Dr. Adam Oliver Brown is a professor in the Department of Biology at the University of Ottawa with an interest in Science Communication.
Last week I went for a trip to the museum to reconnect with nature and was met by a raucous crowd of hundreds of party-goers sipping on cocktails and dancing to the loud beats of a DJ. This was the third of a now monthly installment of Nature Nocturne, a social evening at the Nature Museum bringing in a new crowd of visitors to reconnect with Nature while they dance the night away.
It was this last aspect of the program that was the topic of my scrutiny upon my visit Thursday night, during which I mostly stayed in an upstairs area whose installation had the theme of ‘Birds’. I enjoyed a few drinks, danced a bit to the music, oggled a video projection mash-up of local avi-fauna and abstract shapes, all while observing the dancing crowd and the clusters of loudly chatting groups of friends… realizing only too late that this is what uncool older types like myself have a habit of doing at parties. However, I kept asking myself, are we getting closer to nature at the moment? It was unfortunately too loud for me to ask that question to anyone else.
I decided to explore a few more of the exhibits on my way out and really enjoyed the fossils depicting Archaeopteryx, a feathered bird-like dinosaur, as well as the transitional reconstructions of the evolution of whales from terrestrial mammals. But was I alone in this learning experience at the museum? Happily, there was a constant stream of traffic through these exhibit halls and in some cases party-goers would exclaim aloud when their minds had been blown by a fact of natural history that they had just learned…. But mostly, these side rooms to the main attraction were used as chill zones and areas where gaggles of teenage girls could huddle and frantically consult the world according to their smartphones.
Whether or not these social events constitute a scientific learning experience and a chance to reconnect to nature for most of its revelers is still up for debate, but to address the issue is of absolute importance. We are now several generations into a society that has had little meaningful experience in terms of contact with nature. What for me were the bugs, the forest and the creeks of my youth’s playtime, have long since been replaced by video games, popular media, texting and Facebook in the lives of today’s youth. As scientists we have a duty and an opportunity to reach out to society and help to inspire people with awe and respect for nature, the environment and the universe. However, the traditional scientist’s delivery of facts and figures are often met with tedium or miscomprehension and another method is now needed to bring science and nature back to the people. I am convinced that one of the important components in this process will be through the delivery of science and nature content in arts and entertainment.
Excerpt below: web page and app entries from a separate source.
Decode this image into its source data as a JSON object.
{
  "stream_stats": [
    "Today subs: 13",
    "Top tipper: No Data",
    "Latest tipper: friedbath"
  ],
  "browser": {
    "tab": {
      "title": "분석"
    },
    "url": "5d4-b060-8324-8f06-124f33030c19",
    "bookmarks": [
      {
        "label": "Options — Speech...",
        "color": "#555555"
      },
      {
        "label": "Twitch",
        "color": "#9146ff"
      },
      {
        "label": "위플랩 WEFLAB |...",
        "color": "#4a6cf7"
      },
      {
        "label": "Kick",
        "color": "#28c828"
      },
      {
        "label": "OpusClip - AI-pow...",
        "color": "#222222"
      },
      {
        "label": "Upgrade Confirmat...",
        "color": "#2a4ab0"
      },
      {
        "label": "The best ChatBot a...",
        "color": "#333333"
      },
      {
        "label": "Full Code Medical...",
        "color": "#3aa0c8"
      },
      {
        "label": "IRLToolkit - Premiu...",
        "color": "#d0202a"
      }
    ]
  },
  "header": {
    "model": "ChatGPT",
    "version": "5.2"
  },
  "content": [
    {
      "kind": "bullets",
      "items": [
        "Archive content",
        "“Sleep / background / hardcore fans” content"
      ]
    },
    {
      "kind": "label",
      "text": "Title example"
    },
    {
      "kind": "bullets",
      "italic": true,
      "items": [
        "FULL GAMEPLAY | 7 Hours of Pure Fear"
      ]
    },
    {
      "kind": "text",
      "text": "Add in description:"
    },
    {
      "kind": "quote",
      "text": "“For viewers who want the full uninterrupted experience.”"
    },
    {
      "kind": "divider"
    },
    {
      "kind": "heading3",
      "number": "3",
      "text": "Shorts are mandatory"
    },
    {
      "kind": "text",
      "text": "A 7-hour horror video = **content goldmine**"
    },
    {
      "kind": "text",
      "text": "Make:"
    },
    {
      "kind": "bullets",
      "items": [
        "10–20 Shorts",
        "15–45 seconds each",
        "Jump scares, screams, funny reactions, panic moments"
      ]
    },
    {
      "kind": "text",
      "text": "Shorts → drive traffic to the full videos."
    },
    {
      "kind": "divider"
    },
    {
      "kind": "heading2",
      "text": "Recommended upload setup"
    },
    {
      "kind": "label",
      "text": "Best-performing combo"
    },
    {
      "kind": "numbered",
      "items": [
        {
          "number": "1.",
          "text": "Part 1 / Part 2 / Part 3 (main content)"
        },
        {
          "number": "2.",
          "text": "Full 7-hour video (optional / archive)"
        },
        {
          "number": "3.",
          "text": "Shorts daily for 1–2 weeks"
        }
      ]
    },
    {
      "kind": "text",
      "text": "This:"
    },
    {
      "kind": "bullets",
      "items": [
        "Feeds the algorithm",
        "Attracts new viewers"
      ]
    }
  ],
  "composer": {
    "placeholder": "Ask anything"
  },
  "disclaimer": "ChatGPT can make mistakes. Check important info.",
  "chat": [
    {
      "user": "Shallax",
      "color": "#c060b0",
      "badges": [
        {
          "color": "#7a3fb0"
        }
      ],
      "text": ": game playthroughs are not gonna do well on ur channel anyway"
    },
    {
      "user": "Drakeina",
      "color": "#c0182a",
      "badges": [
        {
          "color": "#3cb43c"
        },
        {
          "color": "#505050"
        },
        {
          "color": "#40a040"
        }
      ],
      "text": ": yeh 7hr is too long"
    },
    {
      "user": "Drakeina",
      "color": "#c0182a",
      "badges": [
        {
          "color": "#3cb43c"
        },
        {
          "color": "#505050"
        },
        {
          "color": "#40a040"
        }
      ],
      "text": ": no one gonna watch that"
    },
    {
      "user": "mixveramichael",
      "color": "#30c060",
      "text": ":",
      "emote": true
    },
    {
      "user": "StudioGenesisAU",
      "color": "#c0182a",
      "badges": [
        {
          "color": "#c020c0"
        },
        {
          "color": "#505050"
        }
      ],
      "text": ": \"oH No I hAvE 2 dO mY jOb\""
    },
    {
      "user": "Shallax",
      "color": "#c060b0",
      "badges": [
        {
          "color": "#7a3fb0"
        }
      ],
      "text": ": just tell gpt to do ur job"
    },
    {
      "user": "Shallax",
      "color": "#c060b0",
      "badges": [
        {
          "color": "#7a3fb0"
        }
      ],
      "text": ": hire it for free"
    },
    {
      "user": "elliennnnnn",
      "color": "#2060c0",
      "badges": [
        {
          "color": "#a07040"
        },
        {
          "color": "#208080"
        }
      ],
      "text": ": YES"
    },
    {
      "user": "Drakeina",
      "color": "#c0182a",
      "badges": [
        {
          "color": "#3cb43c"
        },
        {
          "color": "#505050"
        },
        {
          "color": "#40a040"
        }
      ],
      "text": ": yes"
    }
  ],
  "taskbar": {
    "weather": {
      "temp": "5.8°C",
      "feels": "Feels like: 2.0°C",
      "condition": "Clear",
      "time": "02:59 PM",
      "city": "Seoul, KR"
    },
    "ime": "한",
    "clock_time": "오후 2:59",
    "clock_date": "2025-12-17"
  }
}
So if everyone had a good time dancing and partying at Nature Nocturne last Thursday and just a few of us got something extra in terms of a more meaningful understanding and connection to nature, then I would consider it a successful event.